→ **TASK STATEMENT**:
Would you count how many lines of the entries below include the word "meta"? Give nothing but the number.

→ **Dataset rows describing interfaces**:
========

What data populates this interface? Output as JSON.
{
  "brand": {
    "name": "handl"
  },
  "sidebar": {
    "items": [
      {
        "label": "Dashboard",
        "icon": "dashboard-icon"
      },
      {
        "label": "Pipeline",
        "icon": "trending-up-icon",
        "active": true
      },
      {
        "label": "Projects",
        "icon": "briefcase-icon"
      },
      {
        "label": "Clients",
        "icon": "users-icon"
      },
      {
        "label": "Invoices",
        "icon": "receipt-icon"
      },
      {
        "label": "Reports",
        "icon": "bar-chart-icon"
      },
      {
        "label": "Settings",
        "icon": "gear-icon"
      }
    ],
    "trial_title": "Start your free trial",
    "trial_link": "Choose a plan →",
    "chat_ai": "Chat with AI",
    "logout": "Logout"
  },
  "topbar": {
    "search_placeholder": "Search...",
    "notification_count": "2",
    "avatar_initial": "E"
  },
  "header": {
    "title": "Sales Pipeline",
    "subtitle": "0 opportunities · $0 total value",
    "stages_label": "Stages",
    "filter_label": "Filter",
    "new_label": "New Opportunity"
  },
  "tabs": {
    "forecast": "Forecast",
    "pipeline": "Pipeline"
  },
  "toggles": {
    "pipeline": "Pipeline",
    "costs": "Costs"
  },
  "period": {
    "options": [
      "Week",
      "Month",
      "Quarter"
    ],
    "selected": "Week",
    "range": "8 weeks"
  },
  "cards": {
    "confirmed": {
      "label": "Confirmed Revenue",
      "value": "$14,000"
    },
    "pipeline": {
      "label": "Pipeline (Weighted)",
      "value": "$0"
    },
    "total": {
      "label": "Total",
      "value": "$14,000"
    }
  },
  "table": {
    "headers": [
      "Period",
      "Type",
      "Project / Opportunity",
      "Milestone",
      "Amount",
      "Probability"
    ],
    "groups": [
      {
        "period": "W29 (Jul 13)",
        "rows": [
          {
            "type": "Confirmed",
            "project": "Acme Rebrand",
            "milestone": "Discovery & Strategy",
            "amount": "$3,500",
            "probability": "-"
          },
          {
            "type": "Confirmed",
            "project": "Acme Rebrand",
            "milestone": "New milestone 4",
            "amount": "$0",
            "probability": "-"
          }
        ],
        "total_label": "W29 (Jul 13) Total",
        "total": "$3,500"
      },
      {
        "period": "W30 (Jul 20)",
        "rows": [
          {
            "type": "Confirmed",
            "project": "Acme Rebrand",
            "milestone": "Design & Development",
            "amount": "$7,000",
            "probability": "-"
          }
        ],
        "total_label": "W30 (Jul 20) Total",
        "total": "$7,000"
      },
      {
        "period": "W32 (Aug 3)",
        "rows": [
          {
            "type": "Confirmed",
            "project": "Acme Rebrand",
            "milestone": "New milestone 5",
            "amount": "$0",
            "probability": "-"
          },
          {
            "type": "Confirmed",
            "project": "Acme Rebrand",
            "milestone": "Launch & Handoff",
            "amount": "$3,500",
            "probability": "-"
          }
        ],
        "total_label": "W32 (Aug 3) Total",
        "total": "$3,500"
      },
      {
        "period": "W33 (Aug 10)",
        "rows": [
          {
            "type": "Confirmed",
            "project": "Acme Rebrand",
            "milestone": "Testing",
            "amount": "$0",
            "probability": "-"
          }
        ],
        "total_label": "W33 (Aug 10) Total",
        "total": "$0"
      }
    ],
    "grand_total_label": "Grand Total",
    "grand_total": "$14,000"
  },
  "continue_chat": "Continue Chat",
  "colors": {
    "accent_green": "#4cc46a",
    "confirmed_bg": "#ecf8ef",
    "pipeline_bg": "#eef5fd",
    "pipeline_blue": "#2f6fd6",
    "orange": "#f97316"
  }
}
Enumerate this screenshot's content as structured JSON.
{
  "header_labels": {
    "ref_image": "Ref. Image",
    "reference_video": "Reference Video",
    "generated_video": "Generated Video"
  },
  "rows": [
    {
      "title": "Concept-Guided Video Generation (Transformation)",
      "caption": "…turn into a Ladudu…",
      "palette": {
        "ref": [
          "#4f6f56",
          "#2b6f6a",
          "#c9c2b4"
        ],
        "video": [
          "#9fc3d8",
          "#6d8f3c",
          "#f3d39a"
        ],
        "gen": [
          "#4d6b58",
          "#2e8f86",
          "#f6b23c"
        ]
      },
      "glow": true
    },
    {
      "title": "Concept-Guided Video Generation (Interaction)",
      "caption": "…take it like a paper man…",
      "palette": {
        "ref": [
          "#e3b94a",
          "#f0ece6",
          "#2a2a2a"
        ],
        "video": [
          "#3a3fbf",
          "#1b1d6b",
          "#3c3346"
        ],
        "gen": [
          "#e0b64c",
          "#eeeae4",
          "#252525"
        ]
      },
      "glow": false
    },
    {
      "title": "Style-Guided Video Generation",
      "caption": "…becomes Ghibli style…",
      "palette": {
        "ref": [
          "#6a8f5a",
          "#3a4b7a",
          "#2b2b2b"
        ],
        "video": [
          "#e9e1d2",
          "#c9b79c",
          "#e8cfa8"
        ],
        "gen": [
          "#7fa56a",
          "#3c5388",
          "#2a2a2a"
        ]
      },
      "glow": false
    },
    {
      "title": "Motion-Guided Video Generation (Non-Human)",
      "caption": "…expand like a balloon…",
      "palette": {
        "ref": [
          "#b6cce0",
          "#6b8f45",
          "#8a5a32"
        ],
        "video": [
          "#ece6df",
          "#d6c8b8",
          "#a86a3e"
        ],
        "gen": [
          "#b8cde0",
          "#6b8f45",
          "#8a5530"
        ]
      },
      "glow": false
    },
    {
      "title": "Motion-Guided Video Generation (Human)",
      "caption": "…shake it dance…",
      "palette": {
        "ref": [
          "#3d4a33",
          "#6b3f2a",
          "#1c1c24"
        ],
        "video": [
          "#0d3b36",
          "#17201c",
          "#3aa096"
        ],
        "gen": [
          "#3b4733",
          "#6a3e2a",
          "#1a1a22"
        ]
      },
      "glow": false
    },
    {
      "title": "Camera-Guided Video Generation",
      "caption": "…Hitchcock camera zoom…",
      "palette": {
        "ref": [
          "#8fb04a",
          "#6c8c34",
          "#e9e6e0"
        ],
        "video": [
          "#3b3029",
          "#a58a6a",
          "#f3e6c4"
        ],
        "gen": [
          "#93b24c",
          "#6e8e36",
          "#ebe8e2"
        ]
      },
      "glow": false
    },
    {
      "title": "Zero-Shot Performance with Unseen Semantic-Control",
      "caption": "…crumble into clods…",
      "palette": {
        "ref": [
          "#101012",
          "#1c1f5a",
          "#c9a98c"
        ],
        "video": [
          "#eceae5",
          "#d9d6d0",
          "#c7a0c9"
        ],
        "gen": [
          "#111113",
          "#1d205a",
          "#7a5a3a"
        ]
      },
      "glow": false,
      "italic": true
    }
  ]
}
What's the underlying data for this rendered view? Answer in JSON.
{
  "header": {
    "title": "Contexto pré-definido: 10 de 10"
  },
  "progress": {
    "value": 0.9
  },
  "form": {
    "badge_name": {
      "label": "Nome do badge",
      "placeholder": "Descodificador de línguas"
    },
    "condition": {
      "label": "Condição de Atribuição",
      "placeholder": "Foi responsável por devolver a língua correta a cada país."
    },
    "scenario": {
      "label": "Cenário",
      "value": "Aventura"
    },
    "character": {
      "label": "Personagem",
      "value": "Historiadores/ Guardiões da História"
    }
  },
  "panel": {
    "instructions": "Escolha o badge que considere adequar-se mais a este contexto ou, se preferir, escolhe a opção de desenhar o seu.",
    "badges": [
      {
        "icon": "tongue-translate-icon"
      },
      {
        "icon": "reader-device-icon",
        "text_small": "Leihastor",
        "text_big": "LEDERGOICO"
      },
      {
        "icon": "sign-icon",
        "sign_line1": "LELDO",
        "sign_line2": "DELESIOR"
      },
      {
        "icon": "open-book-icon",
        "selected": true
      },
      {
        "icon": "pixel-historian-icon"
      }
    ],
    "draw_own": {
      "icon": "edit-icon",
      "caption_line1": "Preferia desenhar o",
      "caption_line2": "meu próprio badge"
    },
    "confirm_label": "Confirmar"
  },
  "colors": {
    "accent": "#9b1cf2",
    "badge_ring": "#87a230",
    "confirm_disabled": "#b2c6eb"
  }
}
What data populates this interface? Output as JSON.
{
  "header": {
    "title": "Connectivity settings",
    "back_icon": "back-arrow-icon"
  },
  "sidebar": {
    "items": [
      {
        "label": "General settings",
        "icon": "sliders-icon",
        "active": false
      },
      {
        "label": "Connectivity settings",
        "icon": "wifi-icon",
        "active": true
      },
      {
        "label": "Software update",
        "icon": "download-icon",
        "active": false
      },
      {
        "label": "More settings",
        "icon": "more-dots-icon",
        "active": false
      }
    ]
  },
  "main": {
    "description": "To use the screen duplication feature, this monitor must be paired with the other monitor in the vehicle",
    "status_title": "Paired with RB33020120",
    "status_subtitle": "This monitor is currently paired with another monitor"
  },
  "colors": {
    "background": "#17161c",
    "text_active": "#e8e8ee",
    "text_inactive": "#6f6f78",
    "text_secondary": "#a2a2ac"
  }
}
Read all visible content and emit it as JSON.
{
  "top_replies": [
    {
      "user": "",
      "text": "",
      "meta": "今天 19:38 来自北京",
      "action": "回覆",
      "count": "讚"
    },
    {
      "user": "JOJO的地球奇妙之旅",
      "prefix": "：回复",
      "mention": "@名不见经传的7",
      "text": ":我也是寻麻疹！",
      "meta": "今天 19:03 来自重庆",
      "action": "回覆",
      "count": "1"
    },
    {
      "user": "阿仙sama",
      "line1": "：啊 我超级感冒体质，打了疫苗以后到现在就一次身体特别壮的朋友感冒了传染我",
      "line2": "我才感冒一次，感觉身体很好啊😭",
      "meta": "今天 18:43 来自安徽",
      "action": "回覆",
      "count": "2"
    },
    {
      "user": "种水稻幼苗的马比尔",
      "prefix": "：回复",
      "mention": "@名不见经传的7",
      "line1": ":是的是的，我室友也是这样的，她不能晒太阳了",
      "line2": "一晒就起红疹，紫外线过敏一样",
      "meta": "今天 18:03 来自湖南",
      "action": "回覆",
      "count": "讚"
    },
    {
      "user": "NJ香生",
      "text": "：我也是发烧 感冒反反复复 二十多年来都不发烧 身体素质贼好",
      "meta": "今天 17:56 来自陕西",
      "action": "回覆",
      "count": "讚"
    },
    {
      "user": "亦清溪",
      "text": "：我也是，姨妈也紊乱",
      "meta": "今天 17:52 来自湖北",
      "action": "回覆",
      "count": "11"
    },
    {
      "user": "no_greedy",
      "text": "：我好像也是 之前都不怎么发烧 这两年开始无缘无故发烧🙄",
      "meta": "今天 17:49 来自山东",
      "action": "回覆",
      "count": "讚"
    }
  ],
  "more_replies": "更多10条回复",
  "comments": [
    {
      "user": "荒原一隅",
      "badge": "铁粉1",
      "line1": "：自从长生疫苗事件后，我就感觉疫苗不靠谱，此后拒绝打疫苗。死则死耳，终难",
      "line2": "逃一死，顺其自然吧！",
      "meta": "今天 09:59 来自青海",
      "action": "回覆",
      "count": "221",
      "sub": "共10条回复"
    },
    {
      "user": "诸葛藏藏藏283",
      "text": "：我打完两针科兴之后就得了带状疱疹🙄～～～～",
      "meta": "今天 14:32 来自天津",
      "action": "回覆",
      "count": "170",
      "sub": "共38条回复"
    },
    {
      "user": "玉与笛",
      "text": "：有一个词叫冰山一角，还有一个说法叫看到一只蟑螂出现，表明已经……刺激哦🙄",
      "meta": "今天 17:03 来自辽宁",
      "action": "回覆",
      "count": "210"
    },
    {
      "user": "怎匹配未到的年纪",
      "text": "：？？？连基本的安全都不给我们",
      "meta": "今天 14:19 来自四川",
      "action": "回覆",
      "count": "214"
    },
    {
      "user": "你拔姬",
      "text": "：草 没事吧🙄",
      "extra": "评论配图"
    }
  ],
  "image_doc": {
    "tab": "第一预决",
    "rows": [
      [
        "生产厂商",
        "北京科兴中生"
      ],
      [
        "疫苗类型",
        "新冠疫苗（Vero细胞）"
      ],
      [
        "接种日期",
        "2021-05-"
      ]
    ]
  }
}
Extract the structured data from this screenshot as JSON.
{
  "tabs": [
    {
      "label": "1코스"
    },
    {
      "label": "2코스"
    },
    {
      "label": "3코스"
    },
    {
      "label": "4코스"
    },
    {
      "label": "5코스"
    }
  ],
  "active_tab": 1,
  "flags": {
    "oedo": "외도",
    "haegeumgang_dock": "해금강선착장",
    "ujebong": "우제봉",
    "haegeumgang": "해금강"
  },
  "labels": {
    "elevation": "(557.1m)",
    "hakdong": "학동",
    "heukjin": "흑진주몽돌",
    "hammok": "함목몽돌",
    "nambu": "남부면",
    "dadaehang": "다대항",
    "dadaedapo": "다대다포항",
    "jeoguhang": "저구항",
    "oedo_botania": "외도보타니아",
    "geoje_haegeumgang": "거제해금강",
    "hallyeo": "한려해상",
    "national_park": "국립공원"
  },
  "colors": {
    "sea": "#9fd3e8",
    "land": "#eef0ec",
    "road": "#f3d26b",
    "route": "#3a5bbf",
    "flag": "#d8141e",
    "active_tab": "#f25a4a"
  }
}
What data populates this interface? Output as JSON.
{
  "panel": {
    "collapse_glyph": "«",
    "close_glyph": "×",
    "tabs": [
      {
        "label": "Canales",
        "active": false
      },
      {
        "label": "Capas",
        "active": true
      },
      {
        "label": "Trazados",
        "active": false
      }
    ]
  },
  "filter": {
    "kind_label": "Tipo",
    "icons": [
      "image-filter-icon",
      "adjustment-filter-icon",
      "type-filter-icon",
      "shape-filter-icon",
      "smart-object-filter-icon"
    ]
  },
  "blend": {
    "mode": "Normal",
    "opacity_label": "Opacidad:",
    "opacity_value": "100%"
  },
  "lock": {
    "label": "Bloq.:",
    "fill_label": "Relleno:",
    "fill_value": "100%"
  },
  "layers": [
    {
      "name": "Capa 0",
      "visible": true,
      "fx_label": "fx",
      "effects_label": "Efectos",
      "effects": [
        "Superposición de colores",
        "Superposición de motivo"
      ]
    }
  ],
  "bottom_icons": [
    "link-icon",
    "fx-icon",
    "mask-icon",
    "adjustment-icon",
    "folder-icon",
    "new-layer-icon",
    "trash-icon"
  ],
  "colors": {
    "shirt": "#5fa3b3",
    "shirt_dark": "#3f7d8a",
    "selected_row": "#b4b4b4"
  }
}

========

→ **TASK ANSWER**:
11